The data →
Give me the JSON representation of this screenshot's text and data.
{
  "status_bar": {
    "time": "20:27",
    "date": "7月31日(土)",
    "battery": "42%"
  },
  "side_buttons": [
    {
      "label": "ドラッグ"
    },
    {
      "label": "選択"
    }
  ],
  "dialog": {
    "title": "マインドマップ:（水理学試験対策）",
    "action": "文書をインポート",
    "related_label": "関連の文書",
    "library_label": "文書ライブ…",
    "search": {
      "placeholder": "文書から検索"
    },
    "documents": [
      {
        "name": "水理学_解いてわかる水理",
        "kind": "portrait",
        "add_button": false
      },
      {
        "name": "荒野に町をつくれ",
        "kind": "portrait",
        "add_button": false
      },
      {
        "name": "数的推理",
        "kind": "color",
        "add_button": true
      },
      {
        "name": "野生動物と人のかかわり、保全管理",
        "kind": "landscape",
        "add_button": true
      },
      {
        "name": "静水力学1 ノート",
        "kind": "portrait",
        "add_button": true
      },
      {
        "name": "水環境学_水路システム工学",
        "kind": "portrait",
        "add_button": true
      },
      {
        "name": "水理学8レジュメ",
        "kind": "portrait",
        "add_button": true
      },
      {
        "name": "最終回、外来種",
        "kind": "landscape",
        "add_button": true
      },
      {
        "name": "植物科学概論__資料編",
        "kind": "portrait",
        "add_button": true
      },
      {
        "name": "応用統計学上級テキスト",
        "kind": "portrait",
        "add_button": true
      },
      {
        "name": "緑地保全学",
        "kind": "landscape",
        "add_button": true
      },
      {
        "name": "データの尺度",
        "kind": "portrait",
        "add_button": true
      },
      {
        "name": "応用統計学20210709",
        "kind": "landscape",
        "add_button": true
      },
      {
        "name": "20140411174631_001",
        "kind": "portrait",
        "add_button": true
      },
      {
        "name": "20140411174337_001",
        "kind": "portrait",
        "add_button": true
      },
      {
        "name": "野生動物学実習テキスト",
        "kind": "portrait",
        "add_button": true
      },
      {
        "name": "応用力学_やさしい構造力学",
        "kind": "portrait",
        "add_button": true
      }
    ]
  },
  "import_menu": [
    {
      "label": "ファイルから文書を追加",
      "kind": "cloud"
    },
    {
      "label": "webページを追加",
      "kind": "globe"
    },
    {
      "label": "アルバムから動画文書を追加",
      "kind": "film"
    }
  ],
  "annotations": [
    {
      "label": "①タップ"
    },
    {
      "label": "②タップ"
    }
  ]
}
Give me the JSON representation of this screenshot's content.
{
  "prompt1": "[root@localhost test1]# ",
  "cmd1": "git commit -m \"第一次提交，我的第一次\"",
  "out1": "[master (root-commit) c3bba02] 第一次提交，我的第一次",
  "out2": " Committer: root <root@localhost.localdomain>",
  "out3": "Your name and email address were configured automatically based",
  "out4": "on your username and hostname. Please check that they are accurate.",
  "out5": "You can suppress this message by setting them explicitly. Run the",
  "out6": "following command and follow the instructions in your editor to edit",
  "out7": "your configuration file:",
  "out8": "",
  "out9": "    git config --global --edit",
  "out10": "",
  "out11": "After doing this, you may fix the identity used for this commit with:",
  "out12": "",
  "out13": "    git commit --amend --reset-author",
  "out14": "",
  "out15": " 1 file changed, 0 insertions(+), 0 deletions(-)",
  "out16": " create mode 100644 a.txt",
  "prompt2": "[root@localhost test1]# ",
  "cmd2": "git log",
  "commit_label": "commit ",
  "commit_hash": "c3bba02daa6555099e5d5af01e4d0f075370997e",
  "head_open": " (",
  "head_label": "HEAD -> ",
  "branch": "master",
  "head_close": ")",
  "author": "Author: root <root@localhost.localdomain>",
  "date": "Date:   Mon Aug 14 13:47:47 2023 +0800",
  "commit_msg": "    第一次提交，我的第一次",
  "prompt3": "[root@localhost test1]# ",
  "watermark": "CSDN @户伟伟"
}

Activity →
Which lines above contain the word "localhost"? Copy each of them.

Expected output →
  "prompt1": "[root@localhost test1]# ",
  "out2": " Committer: root <root@localhost.localdomain>",
  "prompt2": "[root@localhost test1]# ",
  "author": "Author: root <root@localhost.localdomain>",
  "prompt3": "[root@localhost test1]# ",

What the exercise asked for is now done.